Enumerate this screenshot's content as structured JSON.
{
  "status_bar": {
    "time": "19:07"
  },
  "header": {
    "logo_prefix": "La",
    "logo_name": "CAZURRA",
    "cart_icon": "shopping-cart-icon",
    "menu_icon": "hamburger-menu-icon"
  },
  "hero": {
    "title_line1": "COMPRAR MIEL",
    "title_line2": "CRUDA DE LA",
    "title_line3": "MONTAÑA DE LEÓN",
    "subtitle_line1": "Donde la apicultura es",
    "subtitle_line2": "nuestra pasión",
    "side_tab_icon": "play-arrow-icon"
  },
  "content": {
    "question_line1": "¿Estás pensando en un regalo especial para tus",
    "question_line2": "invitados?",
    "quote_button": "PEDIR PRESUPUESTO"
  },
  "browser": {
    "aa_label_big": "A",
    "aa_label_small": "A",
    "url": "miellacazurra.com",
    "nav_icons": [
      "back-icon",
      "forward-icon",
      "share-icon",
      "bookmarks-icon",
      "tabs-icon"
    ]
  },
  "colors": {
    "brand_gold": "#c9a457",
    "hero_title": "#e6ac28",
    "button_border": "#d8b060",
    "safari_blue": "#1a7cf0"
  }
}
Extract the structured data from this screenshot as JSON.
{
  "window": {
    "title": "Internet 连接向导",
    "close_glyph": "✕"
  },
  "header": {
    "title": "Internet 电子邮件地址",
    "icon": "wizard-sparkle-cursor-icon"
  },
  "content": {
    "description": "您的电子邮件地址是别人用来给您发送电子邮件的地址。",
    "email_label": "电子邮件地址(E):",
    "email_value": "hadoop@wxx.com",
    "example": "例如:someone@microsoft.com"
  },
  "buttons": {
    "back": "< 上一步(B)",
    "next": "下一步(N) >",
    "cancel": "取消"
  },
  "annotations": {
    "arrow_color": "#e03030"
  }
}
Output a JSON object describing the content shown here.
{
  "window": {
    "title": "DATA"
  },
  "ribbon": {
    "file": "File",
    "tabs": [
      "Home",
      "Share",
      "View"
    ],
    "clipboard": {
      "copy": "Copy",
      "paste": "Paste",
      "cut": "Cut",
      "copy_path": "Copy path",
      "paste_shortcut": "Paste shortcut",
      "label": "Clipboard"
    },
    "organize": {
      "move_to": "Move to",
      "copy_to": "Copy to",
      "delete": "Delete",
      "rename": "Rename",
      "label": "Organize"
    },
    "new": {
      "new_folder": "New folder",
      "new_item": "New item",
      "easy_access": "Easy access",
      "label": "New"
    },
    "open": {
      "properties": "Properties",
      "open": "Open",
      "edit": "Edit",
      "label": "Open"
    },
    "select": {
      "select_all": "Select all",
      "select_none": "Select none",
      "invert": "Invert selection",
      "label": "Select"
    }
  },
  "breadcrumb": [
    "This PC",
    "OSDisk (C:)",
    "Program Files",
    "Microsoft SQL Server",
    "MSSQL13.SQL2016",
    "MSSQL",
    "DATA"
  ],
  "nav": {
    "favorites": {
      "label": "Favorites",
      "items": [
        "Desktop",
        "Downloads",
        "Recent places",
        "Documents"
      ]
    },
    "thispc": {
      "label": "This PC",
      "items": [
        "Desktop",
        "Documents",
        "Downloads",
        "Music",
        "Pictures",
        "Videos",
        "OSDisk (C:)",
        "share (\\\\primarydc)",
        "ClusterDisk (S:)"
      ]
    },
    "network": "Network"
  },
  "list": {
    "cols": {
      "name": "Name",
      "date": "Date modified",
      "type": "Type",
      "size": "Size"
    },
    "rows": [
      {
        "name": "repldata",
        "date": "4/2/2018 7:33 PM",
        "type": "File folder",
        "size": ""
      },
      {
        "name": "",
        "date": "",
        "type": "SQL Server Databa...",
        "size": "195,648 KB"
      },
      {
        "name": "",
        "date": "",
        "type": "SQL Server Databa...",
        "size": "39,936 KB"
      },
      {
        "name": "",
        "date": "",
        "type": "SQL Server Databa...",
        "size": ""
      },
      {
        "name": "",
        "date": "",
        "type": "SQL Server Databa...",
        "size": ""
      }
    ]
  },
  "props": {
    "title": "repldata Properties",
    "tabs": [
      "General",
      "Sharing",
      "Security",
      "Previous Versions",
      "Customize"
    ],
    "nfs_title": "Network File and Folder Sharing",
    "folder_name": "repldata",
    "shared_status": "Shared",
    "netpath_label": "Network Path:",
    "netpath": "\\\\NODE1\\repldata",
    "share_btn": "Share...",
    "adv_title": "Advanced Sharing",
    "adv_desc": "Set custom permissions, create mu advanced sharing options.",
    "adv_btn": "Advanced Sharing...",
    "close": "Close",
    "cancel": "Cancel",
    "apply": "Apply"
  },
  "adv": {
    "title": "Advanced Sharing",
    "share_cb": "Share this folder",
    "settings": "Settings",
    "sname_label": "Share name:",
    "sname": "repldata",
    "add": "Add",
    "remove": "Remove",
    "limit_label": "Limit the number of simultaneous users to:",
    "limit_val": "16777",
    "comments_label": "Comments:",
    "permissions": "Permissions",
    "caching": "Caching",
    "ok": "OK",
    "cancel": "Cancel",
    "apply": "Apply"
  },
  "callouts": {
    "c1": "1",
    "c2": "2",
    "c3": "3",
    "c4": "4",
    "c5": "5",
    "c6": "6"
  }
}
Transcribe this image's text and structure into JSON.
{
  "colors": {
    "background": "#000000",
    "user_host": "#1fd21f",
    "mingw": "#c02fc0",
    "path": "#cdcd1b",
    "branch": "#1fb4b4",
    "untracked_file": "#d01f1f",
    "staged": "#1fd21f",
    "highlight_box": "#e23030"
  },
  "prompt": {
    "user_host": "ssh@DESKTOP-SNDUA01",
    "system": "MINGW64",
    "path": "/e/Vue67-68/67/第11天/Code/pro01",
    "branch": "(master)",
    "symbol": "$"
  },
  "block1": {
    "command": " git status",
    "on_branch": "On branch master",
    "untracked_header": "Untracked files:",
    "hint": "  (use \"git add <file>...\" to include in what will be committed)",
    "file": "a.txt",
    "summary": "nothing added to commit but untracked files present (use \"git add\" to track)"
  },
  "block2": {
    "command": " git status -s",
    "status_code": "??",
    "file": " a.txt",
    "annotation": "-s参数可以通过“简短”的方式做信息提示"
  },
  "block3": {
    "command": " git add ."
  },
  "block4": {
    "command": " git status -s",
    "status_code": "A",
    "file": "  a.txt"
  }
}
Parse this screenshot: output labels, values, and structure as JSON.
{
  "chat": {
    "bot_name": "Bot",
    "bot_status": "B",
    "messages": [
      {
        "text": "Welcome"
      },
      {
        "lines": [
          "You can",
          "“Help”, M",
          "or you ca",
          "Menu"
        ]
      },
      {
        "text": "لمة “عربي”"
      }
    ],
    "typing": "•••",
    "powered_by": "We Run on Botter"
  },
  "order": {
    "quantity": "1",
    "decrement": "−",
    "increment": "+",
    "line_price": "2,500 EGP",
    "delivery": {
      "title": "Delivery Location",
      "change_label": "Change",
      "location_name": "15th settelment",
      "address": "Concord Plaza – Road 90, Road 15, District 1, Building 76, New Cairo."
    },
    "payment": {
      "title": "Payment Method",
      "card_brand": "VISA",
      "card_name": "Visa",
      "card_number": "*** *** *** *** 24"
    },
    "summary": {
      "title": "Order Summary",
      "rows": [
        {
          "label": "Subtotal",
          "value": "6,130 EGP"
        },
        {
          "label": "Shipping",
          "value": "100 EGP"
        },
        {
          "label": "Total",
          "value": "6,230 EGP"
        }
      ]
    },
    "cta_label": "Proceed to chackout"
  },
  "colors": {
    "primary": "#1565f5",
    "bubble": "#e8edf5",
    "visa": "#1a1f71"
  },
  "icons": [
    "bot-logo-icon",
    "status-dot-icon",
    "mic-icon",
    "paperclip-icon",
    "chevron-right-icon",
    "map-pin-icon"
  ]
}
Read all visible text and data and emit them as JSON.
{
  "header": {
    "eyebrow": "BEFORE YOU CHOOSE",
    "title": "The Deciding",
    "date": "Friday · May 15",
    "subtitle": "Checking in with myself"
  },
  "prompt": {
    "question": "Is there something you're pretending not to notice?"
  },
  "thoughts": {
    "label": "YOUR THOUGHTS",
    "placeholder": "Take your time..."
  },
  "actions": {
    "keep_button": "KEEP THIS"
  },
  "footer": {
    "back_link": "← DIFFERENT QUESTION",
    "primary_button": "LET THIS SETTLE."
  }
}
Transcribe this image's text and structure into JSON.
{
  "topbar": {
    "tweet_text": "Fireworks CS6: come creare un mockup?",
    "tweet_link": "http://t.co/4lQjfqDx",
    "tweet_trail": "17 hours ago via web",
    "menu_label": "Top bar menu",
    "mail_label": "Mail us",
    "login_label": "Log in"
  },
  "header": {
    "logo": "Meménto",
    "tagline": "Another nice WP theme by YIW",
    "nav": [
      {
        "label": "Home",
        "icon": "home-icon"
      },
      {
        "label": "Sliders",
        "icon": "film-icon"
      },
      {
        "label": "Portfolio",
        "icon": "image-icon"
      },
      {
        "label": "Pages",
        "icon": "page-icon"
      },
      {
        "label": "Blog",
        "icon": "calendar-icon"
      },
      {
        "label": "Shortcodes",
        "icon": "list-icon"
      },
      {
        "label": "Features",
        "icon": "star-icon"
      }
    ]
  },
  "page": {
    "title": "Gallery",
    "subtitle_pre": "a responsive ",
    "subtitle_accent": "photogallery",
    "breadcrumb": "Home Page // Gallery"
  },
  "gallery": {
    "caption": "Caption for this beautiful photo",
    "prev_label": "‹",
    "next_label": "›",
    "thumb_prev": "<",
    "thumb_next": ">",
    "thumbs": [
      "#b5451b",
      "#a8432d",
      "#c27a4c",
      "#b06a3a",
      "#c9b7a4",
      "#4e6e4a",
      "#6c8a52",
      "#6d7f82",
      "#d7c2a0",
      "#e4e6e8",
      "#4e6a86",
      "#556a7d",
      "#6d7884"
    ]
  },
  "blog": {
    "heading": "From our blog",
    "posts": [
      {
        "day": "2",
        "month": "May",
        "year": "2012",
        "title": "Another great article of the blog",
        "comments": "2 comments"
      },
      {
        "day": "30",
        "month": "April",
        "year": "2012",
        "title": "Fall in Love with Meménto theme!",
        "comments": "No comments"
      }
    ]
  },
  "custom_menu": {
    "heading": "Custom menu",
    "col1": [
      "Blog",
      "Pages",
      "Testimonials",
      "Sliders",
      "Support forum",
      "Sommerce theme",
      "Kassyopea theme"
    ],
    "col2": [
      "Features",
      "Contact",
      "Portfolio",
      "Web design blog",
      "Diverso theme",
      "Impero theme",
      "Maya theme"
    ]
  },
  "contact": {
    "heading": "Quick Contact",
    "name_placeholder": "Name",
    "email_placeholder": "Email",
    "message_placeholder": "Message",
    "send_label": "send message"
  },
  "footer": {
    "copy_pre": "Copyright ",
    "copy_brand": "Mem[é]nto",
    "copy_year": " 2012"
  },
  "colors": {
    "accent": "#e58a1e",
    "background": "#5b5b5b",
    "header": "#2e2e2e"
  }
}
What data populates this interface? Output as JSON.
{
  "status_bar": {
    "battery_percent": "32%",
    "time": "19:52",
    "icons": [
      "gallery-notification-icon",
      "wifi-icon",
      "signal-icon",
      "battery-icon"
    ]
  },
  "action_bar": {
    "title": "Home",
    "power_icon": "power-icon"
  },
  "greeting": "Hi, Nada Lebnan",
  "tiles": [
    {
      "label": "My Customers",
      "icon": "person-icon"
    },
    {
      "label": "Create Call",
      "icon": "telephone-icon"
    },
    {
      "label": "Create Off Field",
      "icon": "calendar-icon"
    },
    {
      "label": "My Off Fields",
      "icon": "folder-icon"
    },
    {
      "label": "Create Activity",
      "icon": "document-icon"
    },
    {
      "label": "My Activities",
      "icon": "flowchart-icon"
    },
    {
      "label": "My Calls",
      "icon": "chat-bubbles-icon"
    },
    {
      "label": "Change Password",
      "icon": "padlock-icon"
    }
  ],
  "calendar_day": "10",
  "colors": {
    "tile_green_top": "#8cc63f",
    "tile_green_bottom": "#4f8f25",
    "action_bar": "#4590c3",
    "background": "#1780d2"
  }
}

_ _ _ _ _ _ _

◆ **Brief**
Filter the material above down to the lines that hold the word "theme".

◆ **Task output**
    "tagline": "Another nice WP theme by YIW",
        "title": "Fall in Love with Meménto theme!",
      "Sommerce theme",
      "Kassyopea theme"
      "Diverso theme",
      "Impero theme",
      "Maya theme"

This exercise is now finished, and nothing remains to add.